Joshua "Jack" Huddy (1735-1782) grew up in Salem, Mass., where he earned a troublemaker's reputation, with convictions for theft and assault. In 1779, then living in N.J., Huddy became a captain of the Monmouth County militia. He led a number of raids and took many Loyalist prisoners, of whom he was accused of executing more than a dozen. The next year, Huddy became commander of the Black Snake, a privateer. While at home, he was attacked by a group of 25 Loyalists. Huddy and a woman servant held the Loyalists off during a two-hour gun battle. With his house in flames, Huddy agreed to surrender if his attackers put out the fire. He was taken captive and transported by boat on the Shrewsbury River to N.Y. When his boat capsized after Patriots fired on it, the wounded Huddy escaped by swimming to shore. He was now a marked man. On March 24, 1782, a large force of irregulars, the Associated Loyalists (a group led by Benjamin Franklin's son, William, the last colonial governor of New Jersey), assaulted the blockhouse at Toms River that Huddy, then an artillery officer, was charged with defending. Huddy was among those captured. He was first taken to the Sugar House Prison in New York, then transferred in irons to the Britannia,
a British guard-ship off Sandy Hook. On April 12, Loyalist captain Richard Lippincott came on board with orders to have Huddy released into his custody, ostensibly to exchange him for a British officer. Instead, Huddy was brought to the New Jersey highlands, told to make out his will, and hung on the spot. His murder led to the international incident known as the "Asgill Affair."
The January 1787 issue of The Columbian Maganzine, included with this offer, was published by David Humphrey's to respond to criticizm he had heard while in England relating to Washington and the treatment of Asgill. Under Humphrey's cover, the magazine prints extracts of four George Washington letters, the final one being the last paragraph of our letter. A fine engraving of Washington faces the article's beginning. Disbound, and pages separating.
Published: The Writings of George Washington from the Original Manuscript Sources, 1745-1799; Prepared Under the Direction of the United States George Washington Bicentennial Commission and Published by Authority of Congress; John C. Fitzpatrick, editor. 24:329-330.

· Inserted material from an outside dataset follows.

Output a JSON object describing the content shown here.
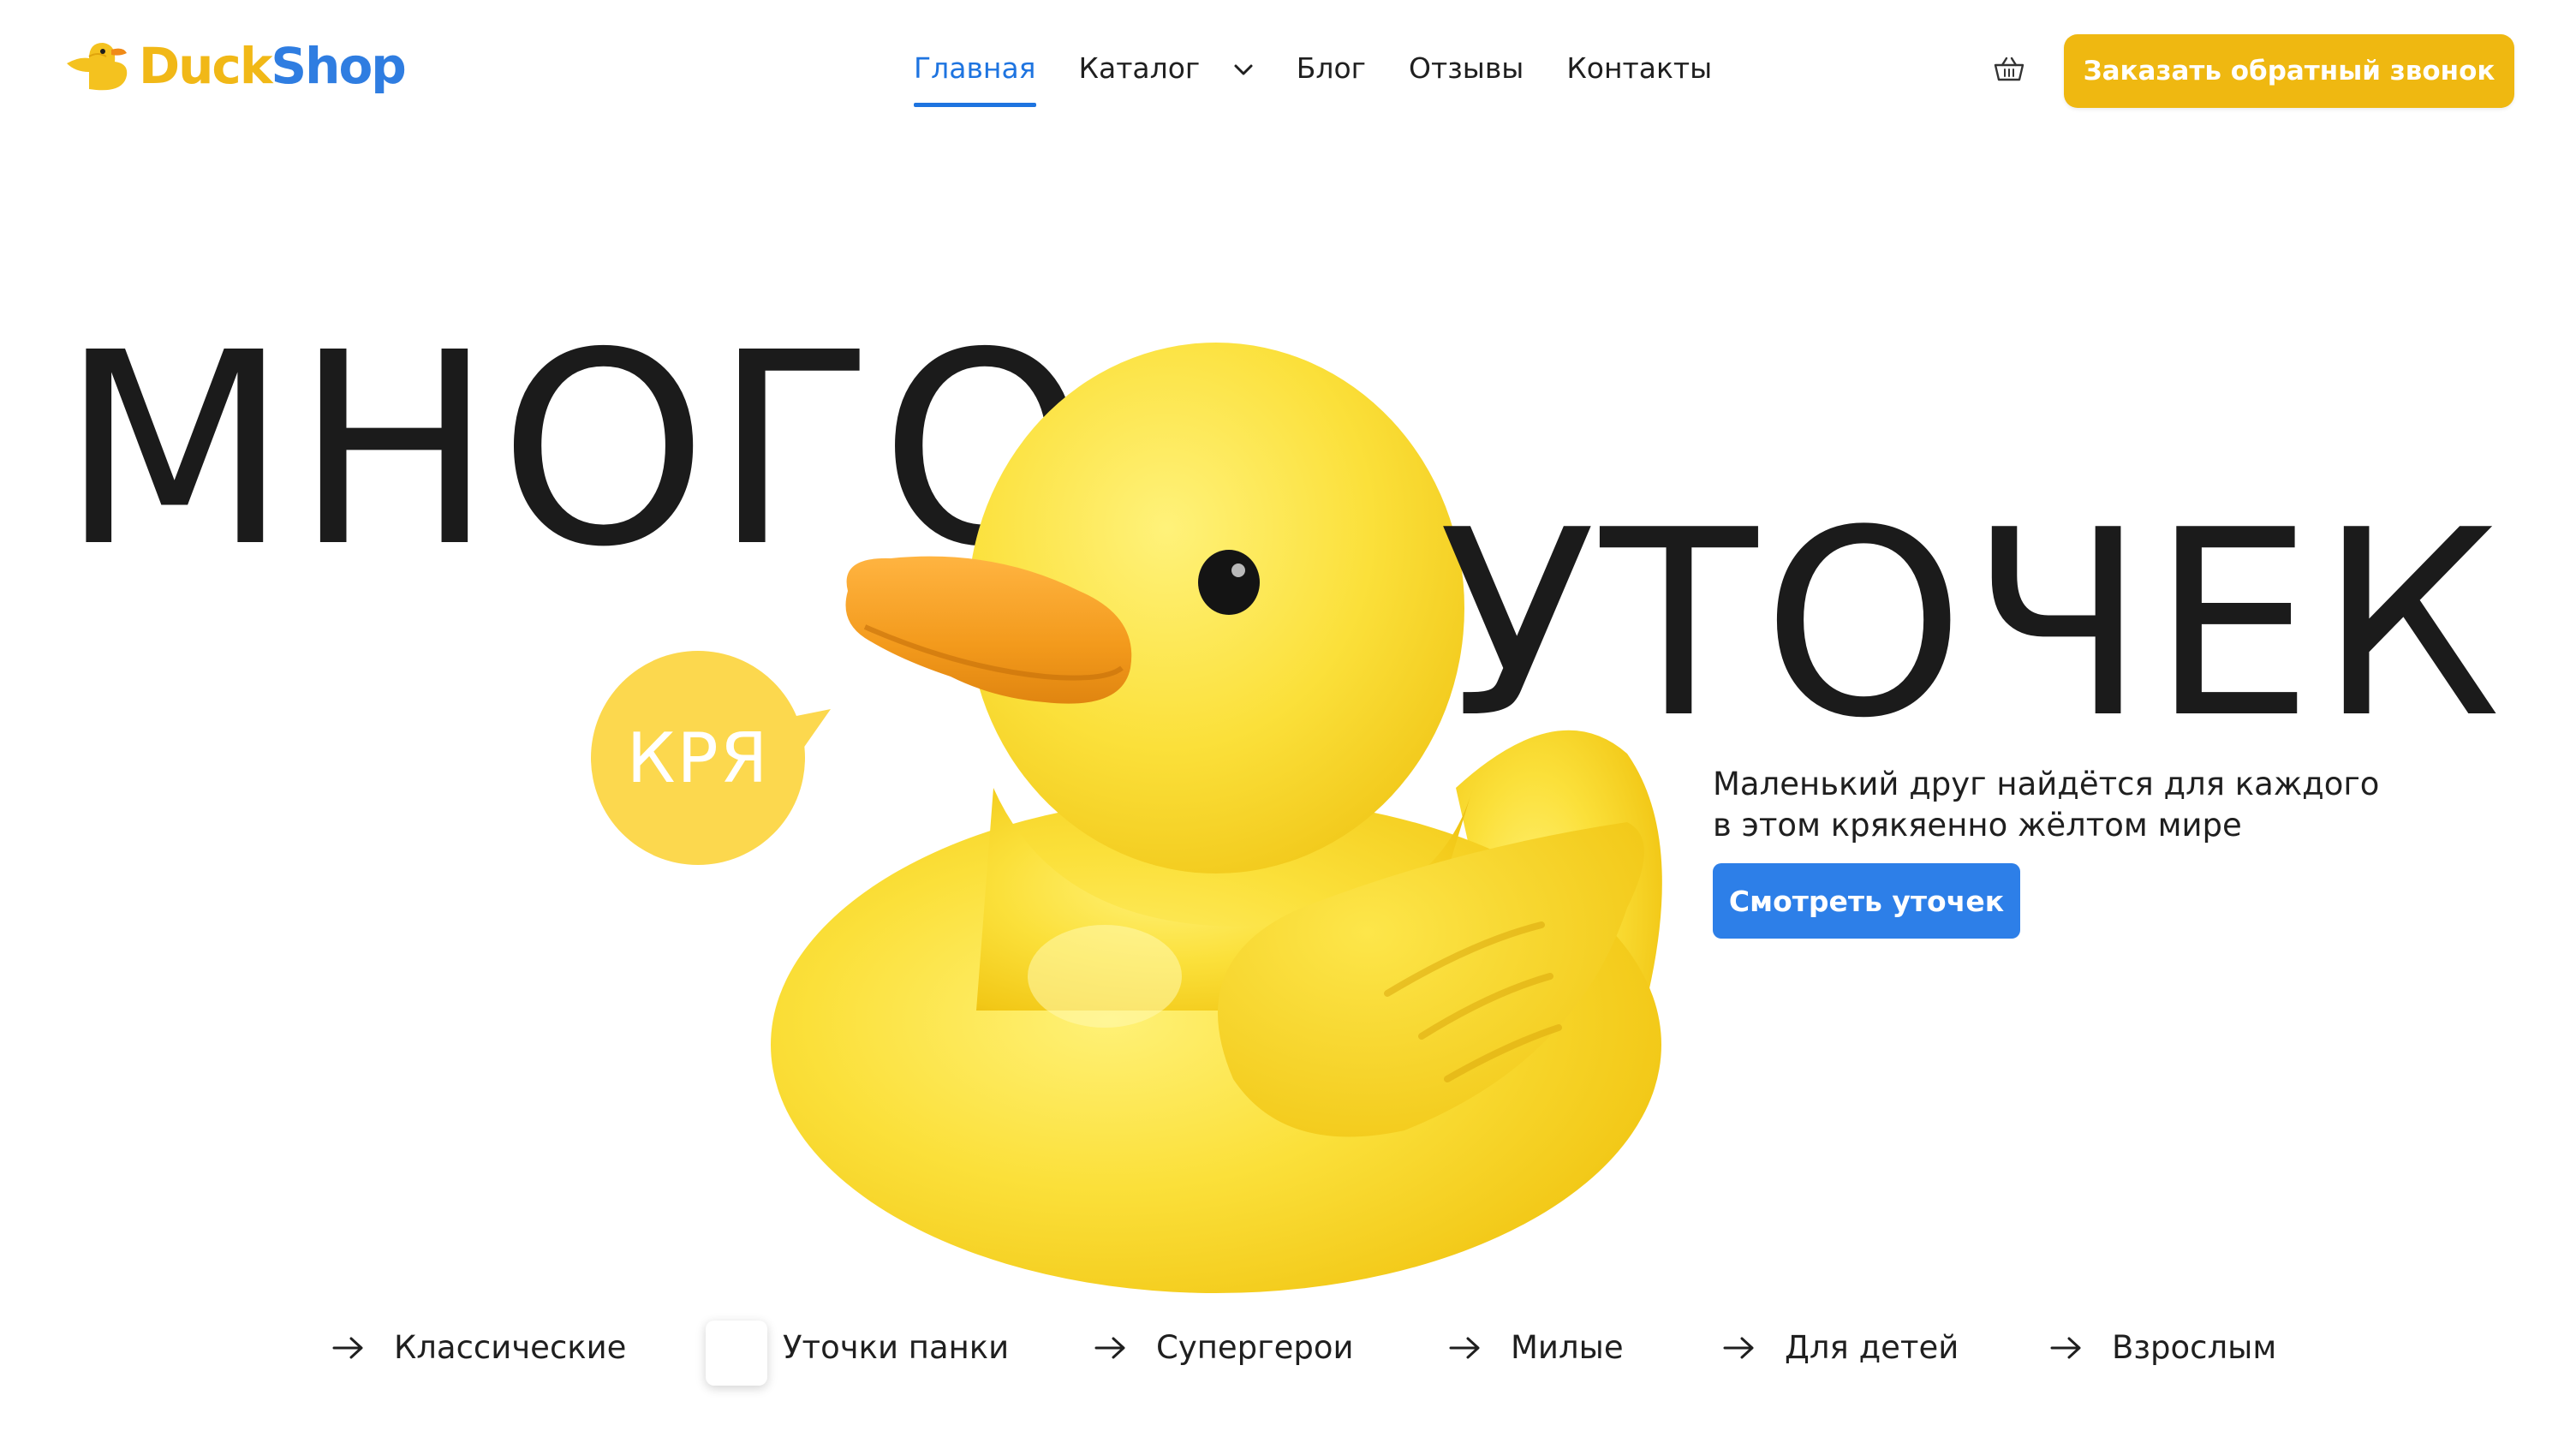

Seal hole repaired with loss of several words in postscript, below the signature. (Inventory #: 23811)